A small number of katakana words have kanji associated with them despite the fact that they come from a language that has never used Chinese characters. This use of kanji is called 当て字 where the reading or meaning of kanji is forced onto a word that originally didn’t have any. These words hark back to the days before katakana become the common script for foreign words and some of them come directly from Chinese like 「珈琲」. You can still see many of these 当て字 being used today such as street signs so learning them is not a waste of time.
You can see more examples of foreign words in kanji at this page.
Kanji for Countries

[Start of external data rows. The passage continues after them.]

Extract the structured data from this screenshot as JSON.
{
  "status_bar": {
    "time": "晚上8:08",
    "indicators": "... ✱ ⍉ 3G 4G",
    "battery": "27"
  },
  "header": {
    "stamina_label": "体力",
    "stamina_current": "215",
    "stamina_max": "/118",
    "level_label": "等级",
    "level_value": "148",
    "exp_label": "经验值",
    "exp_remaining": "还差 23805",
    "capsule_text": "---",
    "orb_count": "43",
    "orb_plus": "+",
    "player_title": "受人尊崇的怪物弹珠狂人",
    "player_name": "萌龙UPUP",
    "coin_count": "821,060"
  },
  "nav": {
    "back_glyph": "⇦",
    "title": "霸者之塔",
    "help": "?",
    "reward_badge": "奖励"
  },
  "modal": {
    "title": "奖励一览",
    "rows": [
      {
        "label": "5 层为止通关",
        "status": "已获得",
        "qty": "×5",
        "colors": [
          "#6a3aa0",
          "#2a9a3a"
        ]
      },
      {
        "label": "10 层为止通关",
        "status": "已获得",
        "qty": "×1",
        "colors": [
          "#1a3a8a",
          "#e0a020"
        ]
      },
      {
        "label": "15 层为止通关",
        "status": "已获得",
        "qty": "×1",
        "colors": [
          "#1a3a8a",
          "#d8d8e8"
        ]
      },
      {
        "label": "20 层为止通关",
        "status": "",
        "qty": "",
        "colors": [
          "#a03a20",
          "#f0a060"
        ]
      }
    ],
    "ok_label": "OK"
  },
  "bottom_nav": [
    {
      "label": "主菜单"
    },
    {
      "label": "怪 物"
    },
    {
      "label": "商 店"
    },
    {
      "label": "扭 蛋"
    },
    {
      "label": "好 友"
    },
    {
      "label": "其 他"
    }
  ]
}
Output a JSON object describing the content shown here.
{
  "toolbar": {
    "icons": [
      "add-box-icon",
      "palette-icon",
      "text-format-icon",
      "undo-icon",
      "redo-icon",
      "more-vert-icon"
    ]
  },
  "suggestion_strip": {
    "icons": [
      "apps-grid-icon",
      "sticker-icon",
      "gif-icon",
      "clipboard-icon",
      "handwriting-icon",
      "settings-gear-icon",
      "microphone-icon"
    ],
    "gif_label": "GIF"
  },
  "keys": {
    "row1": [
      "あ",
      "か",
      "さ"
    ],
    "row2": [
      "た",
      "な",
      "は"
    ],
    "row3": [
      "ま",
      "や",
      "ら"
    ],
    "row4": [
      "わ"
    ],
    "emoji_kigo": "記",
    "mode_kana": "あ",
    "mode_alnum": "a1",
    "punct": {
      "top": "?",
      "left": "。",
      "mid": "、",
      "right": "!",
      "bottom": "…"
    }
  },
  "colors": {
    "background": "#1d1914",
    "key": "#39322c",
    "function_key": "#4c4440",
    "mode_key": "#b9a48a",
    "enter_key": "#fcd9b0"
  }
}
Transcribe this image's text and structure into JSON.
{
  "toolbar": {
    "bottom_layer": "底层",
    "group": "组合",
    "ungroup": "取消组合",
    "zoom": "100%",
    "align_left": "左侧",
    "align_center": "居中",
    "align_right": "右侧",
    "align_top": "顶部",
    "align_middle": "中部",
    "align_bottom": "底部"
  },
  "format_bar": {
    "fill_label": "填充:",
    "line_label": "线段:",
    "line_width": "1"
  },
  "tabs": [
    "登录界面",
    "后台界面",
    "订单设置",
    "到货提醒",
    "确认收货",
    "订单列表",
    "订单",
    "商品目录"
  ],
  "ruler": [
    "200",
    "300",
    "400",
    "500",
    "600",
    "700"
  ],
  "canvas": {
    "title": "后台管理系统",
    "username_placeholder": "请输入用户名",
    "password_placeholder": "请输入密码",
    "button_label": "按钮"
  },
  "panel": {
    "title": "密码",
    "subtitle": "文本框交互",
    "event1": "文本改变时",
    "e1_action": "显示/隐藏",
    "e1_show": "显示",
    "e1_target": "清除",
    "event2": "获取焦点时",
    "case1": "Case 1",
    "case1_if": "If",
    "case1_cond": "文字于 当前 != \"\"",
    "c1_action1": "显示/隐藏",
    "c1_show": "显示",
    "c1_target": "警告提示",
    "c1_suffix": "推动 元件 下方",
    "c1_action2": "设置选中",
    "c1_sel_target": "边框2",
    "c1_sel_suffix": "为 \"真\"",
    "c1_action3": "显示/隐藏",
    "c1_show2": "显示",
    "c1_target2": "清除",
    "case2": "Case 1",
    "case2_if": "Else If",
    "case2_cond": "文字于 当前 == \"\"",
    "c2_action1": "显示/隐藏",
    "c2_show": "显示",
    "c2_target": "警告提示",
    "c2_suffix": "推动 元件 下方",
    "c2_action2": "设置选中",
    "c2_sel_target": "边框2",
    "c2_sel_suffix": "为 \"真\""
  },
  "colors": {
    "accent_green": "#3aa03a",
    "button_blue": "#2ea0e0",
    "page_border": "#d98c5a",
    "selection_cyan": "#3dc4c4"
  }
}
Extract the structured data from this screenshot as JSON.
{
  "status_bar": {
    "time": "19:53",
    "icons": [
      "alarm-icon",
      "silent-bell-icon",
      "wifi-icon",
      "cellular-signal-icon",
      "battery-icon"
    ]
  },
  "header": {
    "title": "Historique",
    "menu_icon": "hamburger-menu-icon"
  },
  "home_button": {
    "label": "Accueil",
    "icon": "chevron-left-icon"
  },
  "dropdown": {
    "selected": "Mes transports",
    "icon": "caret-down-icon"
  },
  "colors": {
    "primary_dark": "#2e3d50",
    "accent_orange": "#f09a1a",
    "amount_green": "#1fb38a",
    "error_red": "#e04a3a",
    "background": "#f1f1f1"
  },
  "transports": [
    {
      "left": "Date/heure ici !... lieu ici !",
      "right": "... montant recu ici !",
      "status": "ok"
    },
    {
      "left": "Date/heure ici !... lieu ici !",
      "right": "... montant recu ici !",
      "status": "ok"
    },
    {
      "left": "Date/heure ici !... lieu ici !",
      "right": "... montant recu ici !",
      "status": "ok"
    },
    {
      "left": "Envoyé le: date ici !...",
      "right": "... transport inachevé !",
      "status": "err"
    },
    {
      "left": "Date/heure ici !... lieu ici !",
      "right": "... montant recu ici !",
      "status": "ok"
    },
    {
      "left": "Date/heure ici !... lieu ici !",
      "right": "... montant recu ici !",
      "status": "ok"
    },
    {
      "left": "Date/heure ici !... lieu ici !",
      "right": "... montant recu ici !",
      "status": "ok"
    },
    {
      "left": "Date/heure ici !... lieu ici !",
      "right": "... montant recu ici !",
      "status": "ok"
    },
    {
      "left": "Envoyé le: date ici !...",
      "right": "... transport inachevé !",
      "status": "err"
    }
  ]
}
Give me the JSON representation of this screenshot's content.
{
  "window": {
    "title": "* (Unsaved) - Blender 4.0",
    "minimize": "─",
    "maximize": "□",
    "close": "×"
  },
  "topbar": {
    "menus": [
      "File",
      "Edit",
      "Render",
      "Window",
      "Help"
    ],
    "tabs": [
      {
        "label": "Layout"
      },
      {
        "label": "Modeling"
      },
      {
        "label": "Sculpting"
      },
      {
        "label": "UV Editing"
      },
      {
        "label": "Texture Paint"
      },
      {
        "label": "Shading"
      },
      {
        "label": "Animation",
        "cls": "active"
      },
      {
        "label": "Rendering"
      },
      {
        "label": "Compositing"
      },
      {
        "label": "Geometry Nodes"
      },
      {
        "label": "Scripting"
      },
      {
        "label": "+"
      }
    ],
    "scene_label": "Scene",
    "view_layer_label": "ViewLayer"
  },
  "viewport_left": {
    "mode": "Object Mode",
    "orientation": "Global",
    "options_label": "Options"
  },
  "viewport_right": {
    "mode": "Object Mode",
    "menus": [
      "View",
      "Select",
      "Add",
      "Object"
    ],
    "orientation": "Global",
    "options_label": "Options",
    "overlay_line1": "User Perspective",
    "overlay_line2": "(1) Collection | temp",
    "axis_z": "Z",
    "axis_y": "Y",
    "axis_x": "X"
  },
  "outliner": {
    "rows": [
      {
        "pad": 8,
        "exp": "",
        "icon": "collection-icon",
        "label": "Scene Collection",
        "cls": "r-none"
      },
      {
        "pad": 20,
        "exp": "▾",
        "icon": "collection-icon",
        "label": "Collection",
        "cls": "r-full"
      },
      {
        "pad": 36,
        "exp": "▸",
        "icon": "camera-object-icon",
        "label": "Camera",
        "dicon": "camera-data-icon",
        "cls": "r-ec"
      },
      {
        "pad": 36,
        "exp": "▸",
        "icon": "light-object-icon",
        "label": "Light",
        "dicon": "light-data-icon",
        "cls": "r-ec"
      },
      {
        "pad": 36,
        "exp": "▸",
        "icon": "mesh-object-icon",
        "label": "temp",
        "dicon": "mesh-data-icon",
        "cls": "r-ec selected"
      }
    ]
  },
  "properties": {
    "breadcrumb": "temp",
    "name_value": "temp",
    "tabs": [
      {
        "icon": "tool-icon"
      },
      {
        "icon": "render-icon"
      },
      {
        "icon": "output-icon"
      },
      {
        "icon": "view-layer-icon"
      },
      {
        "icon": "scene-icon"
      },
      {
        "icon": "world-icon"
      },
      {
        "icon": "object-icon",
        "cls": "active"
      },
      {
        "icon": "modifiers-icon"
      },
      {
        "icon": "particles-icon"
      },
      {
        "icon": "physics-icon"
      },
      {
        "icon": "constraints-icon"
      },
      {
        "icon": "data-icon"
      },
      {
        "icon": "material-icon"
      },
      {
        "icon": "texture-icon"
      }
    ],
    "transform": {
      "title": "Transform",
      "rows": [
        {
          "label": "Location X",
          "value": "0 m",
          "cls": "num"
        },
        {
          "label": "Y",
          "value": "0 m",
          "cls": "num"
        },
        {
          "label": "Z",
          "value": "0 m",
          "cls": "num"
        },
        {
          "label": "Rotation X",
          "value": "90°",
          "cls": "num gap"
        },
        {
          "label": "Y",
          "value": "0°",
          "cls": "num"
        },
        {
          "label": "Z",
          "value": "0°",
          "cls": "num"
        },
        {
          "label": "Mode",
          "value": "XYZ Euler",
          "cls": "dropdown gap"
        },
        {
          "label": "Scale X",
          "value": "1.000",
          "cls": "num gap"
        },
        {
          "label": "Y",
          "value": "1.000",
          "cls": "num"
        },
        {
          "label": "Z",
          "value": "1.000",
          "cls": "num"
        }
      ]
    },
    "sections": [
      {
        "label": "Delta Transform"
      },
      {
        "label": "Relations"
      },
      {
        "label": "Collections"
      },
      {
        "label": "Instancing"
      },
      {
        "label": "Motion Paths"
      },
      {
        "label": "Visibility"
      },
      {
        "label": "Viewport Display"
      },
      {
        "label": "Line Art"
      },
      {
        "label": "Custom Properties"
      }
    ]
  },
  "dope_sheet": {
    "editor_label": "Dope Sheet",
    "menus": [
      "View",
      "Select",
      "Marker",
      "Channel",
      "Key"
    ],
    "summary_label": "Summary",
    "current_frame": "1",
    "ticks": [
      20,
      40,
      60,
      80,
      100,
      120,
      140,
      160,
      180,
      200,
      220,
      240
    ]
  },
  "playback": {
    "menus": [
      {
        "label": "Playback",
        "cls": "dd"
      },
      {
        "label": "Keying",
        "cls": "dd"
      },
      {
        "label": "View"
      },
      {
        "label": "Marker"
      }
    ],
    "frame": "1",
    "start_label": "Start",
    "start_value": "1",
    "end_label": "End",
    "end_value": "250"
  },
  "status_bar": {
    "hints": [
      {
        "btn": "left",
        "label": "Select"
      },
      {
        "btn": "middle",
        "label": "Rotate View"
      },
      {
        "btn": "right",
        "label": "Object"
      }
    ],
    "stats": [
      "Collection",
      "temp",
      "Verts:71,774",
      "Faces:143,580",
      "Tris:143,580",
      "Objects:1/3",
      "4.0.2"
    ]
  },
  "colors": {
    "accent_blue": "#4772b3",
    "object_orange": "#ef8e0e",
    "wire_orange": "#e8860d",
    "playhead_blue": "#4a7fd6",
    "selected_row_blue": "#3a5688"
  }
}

Many country names also have 当て字 associated with them that are rarely used. However, in newspaper headlines, the first character of the 当て字 is often used in an effort to conserve space. For instance, newspapers use words like 「訪米（ほうべい）」 for visiting the United States or 「日韓（にっかん）」 for news related to Japan and Korea. Here is a short list of the most common
country abbreviations and their full kanji versions.